> **DATA TO PROCESS**
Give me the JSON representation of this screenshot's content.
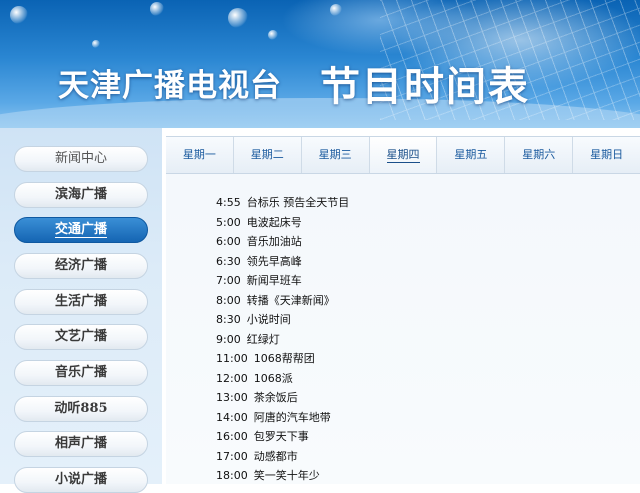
{
  "banner": {
    "station_name": "天津广播电视台",
    "page_title": "节目时间表"
  },
  "sidebar": {
    "items": [
      {
        "label": "新闻中心",
        "active": false
      },
      {
        "label": "滨海广播",
        "active": false
      },
      {
        "label": "交通广播",
        "active": true
      },
      {
        "label": "经济广播",
        "active": false
      },
      {
        "label": "生活广播",
        "active": false
      },
      {
        "label": "文艺广播",
        "active": false
      },
      {
        "label": "音乐广播",
        "active": false
      },
      {
        "label": "动听885",
        "active": false
      },
      {
        "label": "相声广播",
        "active": false
      },
      {
        "label": "小说广播",
        "active": false
      }
    ]
  },
  "tabs": [
    {
      "label": "星期一",
      "active": false
    },
    {
      "label": "星期二",
      "active": false
    },
    {
      "label": "星期三",
      "active": false
    },
    {
      "label": "星期四",
      "active": true
    },
    {
      "label": "星期五",
      "active": false
    },
    {
      "label": "星期六",
      "active": false
    },
    {
      "label": "星期日",
      "active": false
    }
  ],
  "schedule": [
    {
      "time": "4:55",
      "program": "台标乐 预告全天节目"
    },
    {
      "time": "5:00",
      "program": "电波起床号"
    },
    {
      "time": "6:00",
      "program": "音乐加油站"
    },
    {
      "time": "6:30",
      "program": "领先早高峰"
    },
    {
      "time": "7:00",
      "program": "新闻早班车"
    },
    {
      "time": "8:00",
      "program": "转播《天津新闻》"
    },
    {
      "time": "8:30",
      "program": "小说时间"
    },
    {
      "time": "9:00",
      "program": "红绿灯"
    },
    {
      "time": "11:00",
      "program": "1068帮帮团"
    },
    {
      "time": "12:00",
      "program": "1068派"
    },
    {
      "time": "13:00",
      "program": "茶余饭后"
    },
    {
      "time": "14:00",
      "program": "阿唐的汽车地带"
    },
    {
      "time": "16:00",
      "program": "包罗天下事"
    },
    {
      "time": "17:00",
      "program": "动感都市"
    },
    {
      "time": "18:00",
      "program": "笑一笑十年少"
    }
  ]
}
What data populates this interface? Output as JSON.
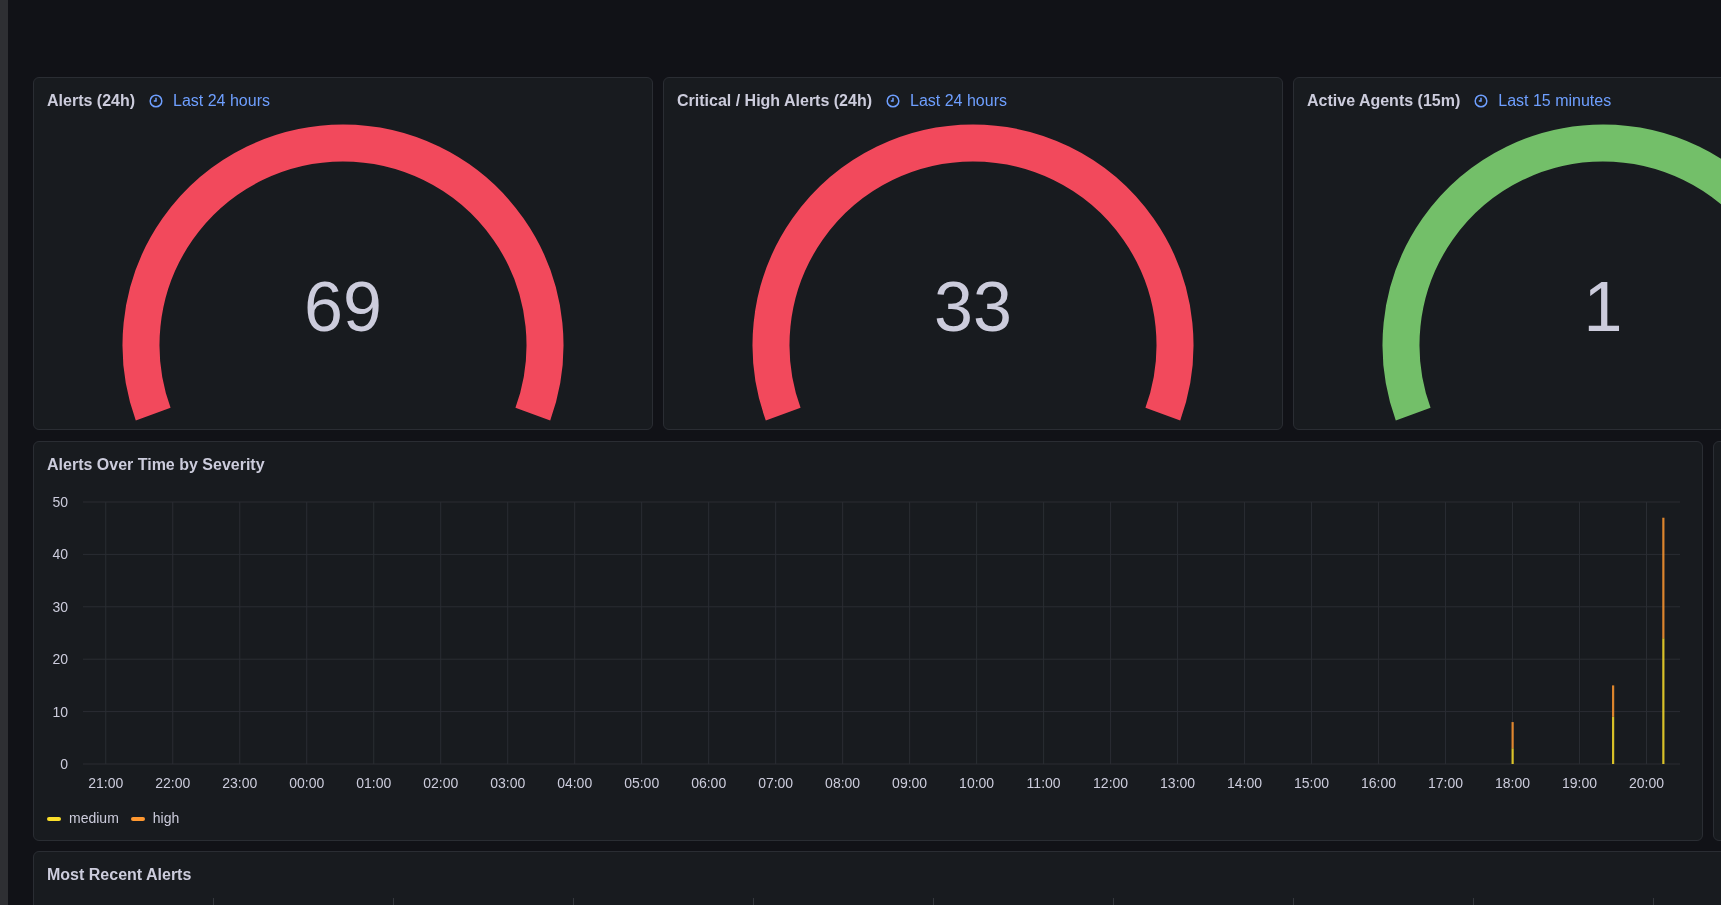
{
  "gauge_panels": [
    {
      "kind": "gauge",
      "title": "Alerts (24h)",
      "time_range": "Last 24 hours",
      "value": "69",
      "color": "#f2495c"
    },
    {
      "kind": "gauge",
      "title": "Critical / High Alerts (24h)",
      "time_range": "Last 24 hours",
      "value": "33",
      "color": "#f2495c"
    },
    {
      "kind": "gauge",
      "title": "Active Agents (15m)",
      "time_range": "Last 15 minutes",
      "value": "1",
      "color": "#73bf69"
    }
  ],
  "chart_panel": {
    "title": "Alerts Over Time by Severity",
    "chart_data": {
      "type": "bar",
      "stacked": true,
      "categories": [
        "21:00",
        null,
        null,
        null,
        "22:00",
        null,
        null,
        null,
        "23:00",
        null,
        null,
        null,
        "00:00",
        null,
        null,
        null,
        "01:00",
        null,
        null,
        null,
        "02:00",
        null,
        null,
        null,
        "03:00",
        null,
        null,
        null,
        "04:00",
        null,
        null,
        null,
        "05:00",
        null,
        null,
        null,
        "06:00",
        null,
        null,
        null,
        "07:00",
        null,
        null,
        null,
        "08:00",
        null,
        null,
        null,
        "09:00",
        null,
        null,
        null,
        "10:00",
        null,
        null,
        null,
        "11:00",
        null,
        null,
        null,
        "12:00",
        null,
        null,
        null,
        "13:00",
        null,
        null,
        null,
        "14:00",
        null,
        null,
        null,
        "15:00",
        null,
        null,
        null,
        "16:00",
        null,
        null,
        null,
        "17:00",
        null,
        null,
        null,
        "18:00",
        null,
        null,
        null,
        "19:00",
        null,
        null,
        null,
        "20:00",
        null
      ],
      "series": [
        {
          "name": "medium",
          "color": "#fade2a",
          "values": [
            null,
            null,
            null,
            null,
            null,
            null,
            null,
            null,
            null,
            null,
            null,
            null,
            null,
            null,
            null,
            null,
            null,
            null,
            null,
            null,
            null,
            null,
            null,
            null,
            null,
            null,
            null,
            null,
            null,
            null,
            null,
            null,
            null,
            null,
            null,
            null,
            null,
            null,
            null,
            null,
            null,
            null,
            null,
            null,
            null,
            null,
            null,
            null,
            null,
            null,
            null,
            null,
            null,
            null,
            null,
            null,
            null,
            null,
            null,
            null,
            null,
            null,
            null,
            null,
            null,
            null,
            null,
            null,
            null,
            null,
            null,
            null,
            null,
            null,
            null,
            null,
            null,
            null,
            null,
            null,
            null,
            null,
            null,
            null,
            3,
            null,
            null,
            null,
            null,
            null,
            9,
            null,
            null,
            24
          ]
        },
        {
          "name": "high",
          "color": "#ff9830",
          "values": [
            null,
            null,
            null,
            null,
            null,
            null,
            null,
            null,
            null,
            null,
            null,
            null,
            null,
            null,
            null,
            null,
            null,
            null,
            null,
            null,
            null,
            null,
            null,
            null,
            null,
            null,
            null,
            null,
            null,
            null,
            null,
            null,
            null,
            null,
            null,
            null,
            null,
            null,
            null,
            null,
            null,
            null,
            null,
            null,
            null,
            null,
            null,
            null,
            null,
            null,
            null,
            null,
            null,
            null,
            null,
            null,
            null,
            null,
            null,
            null,
            null,
            null,
            null,
            null,
            null,
            null,
            null,
            null,
            null,
            null,
            null,
            null,
            null,
            null,
            null,
            null,
            null,
            null,
            null,
            null,
            null,
            null,
            null,
            null,
            5,
            null,
            null,
            null,
            null,
            null,
            6,
            null,
            null,
            23
          ]
        }
      ],
      "grid": true,
      "ylim": [
        0,
        50
      ],
      "yticks": [
        0,
        10,
        20,
        30,
        40,
        50
      ]
    }
  },
  "table_panel": {
    "title": "Most Recent Alerts"
  }
}
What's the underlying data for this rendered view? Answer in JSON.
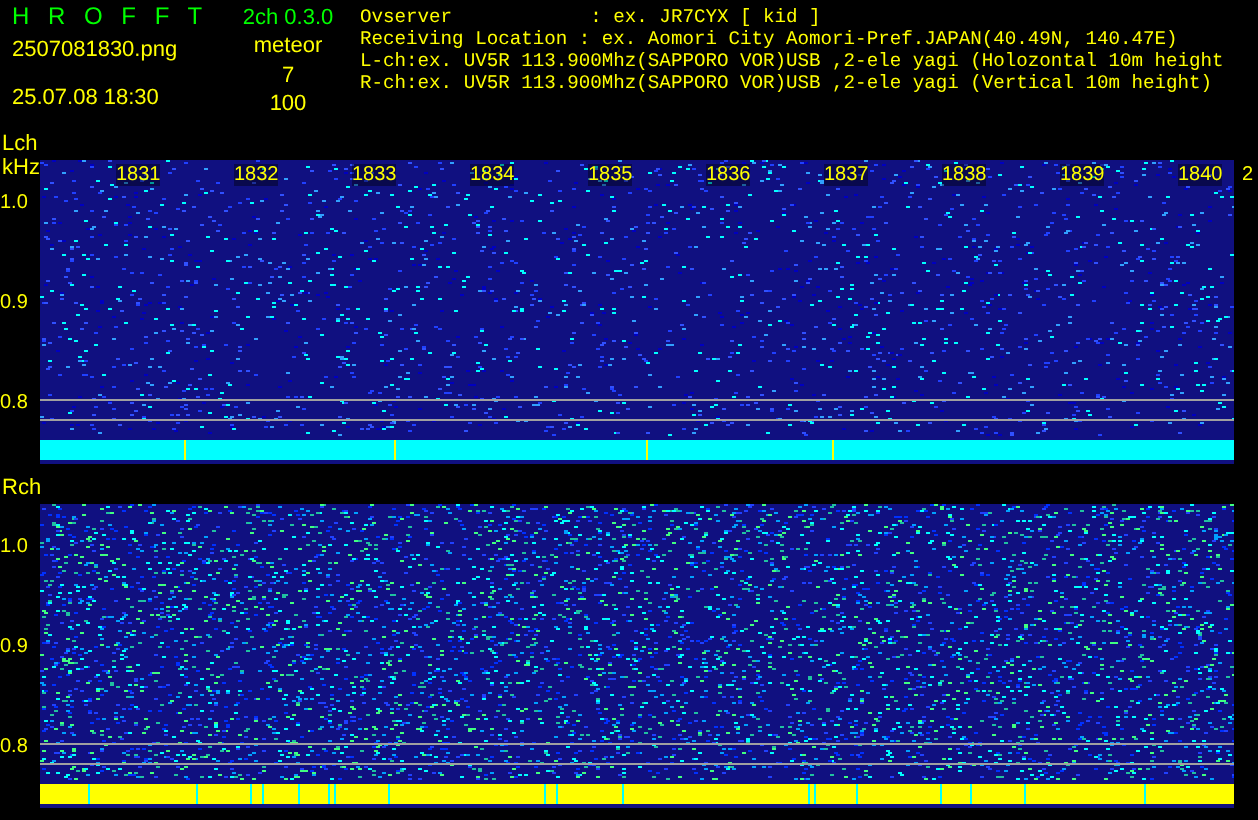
{
  "header": {
    "title": "H R O F F T",
    "version": "2ch 0.3.0",
    "file": "2507081830.png",
    "meteor_label": "meteor",
    "meteor_count": "7",
    "timestamp": "25.07.08 18:30",
    "meteor_value": "100"
  },
  "info": [
    "Ovserver            : ex. JR7CYX [ kid ]",
    "Receiving Location : ex. Aomori City Aomori-Pref.JAPAN(40.49N, 140.47E)",
    "L-ch:ex. UV5R 113.900Mhz(SAPPORO VOR)USB ,2-ele yagi (Holozontal 10m height",
    "R-ch:ex. UV5R 113.900Mhz(SAPPORO VOR)USB ,2-ele yagi (Vertical 10m height)"
  ],
  "time_labels": [
    "1831",
    "1832",
    "1833",
    "1834",
    "1835",
    "1836",
    "1837",
    "1838",
    "1839",
    "1840",
    "2"
  ],
  "channels": [
    {
      "label": "Lch",
      "unit": "kHz",
      "yticks": [
        "1.0",
        "0.9",
        "0.8"
      ],
      "color": "#00ffff"
    },
    {
      "label": "Rch",
      "yticks": [
        "1.0",
        "0.9",
        "0.8"
      ],
      "color": "#ffff00"
    }
  ]
}
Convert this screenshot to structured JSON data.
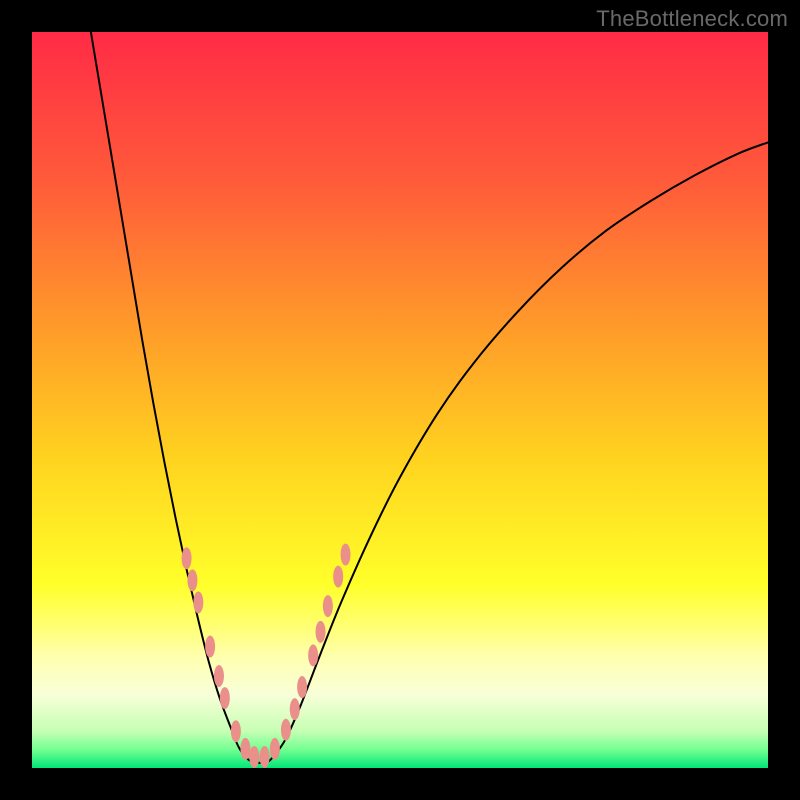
{
  "watermark": "TheBottleneck.com",
  "chart_data": {
    "type": "line",
    "title": "",
    "xlabel": "",
    "ylabel": "",
    "xlim": [
      0,
      100
    ],
    "ylim": [
      0,
      100
    ],
    "gradient_stops": [
      {
        "offset": 0.0,
        "color": "#ff2b46"
      },
      {
        "offset": 0.2,
        "color": "#ff5a3a"
      },
      {
        "offset": 0.4,
        "color": "#ff9a2a"
      },
      {
        "offset": 0.58,
        "color": "#ffd31f"
      },
      {
        "offset": 0.75,
        "color": "#ffff2a"
      },
      {
        "offset": 0.8,
        "color": "#ffff6a"
      },
      {
        "offset": 0.85,
        "color": "#ffffb0"
      },
      {
        "offset": 0.9,
        "color": "#f8ffd8"
      },
      {
        "offset": 0.95,
        "color": "#c6ffb4"
      },
      {
        "offset": 0.975,
        "color": "#74ff91"
      },
      {
        "offset": 1.0,
        "color": "#00e878"
      }
    ],
    "series": [
      {
        "name": "left-branch",
        "stroke": "#000000",
        "stroke_width": 2,
        "points": [
          {
            "x": 8.0,
            "y": 100.0
          },
          {
            "x": 9.0,
            "y": 94.0
          },
          {
            "x": 10.5,
            "y": 85.0
          },
          {
            "x": 12.0,
            "y": 76.0
          },
          {
            "x": 13.5,
            "y": 67.0
          },
          {
            "x": 15.0,
            "y": 58.0
          },
          {
            "x": 16.5,
            "y": 49.5
          },
          {
            "x": 18.0,
            "y": 41.5
          },
          {
            "x": 19.5,
            "y": 34.0
          },
          {
            "x": 21.0,
            "y": 27.0
          },
          {
            "x": 22.5,
            "y": 20.5
          },
          {
            "x": 24.0,
            "y": 14.5
          },
          {
            "x": 25.5,
            "y": 9.5
          },
          {
            "x": 27.0,
            "y": 5.5
          },
          {
            "x": 28.0,
            "y": 3.0
          },
          {
            "x": 29.0,
            "y": 1.5
          },
          {
            "x": 30.0,
            "y": 0.8
          },
          {
            "x": 31.0,
            "y": 0.7
          }
        ]
      },
      {
        "name": "right-branch",
        "stroke": "#000000",
        "stroke_width": 2,
        "points": [
          {
            "x": 31.0,
            "y": 0.7
          },
          {
            "x": 32.0,
            "y": 0.8
          },
          {
            "x": 33.0,
            "y": 1.8
          },
          {
            "x": 34.5,
            "y": 4.0
          },
          {
            "x": 36.5,
            "y": 8.5
          },
          {
            "x": 39.0,
            "y": 15.0
          },
          {
            "x": 42.0,
            "y": 22.5
          },
          {
            "x": 46.0,
            "y": 31.5
          },
          {
            "x": 50.0,
            "y": 39.5
          },
          {
            "x": 55.0,
            "y": 48.0
          },
          {
            "x": 60.0,
            "y": 55.0
          },
          {
            "x": 66.0,
            "y": 62.0
          },
          {
            "x": 72.0,
            "y": 68.0
          },
          {
            "x": 78.0,
            "y": 73.0
          },
          {
            "x": 84.0,
            "y": 77.0
          },
          {
            "x": 90.0,
            "y": 80.5
          },
          {
            "x": 96.0,
            "y": 83.5
          },
          {
            "x": 100.0,
            "y": 85.0
          }
        ]
      }
    ],
    "markers": {
      "fill": "#eb8f8b",
      "rx": 5,
      "ry": 11,
      "points": [
        {
          "x": 21.0,
          "y": 28.5
        },
        {
          "x": 21.8,
          "y": 25.5
        },
        {
          "x": 22.6,
          "y": 22.5
        },
        {
          "x": 24.2,
          "y": 16.5
        },
        {
          "x": 25.4,
          "y": 12.5
        },
        {
          "x": 26.2,
          "y": 9.5
        },
        {
          "x": 27.7,
          "y": 5.0
        },
        {
          "x": 29.0,
          "y": 2.6
        },
        {
          "x": 30.2,
          "y": 1.5
        },
        {
          "x": 31.6,
          "y": 1.5
        },
        {
          "x": 33.0,
          "y": 2.6
        },
        {
          "x": 34.5,
          "y": 5.2
        },
        {
          "x": 35.7,
          "y": 8.0
        },
        {
          "x": 36.7,
          "y": 11.0
        },
        {
          "x": 38.2,
          "y": 15.3
        },
        {
          "x": 39.2,
          "y": 18.5
        },
        {
          "x": 40.2,
          "y": 22.0
        },
        {
          "x": 41.6,
          "y": 26.0
        },
        {
          "x": 42.6,
          "y": 29.0
        }
      ]
    }
  }
}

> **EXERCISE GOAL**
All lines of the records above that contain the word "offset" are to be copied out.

> **ANSWER TO THIS EXERCISE**
        "offset": 0.0,
        "offset": 0.2,
        "offset": 0.4,
        "offset": 0.58,
        "offset": 0.75,
        "offset": 0.8,
        "offset": 0.85,
        "offset": 0.9,
        "offset": 0.95,
        "offset": 0.975,
        "offset": 1.0,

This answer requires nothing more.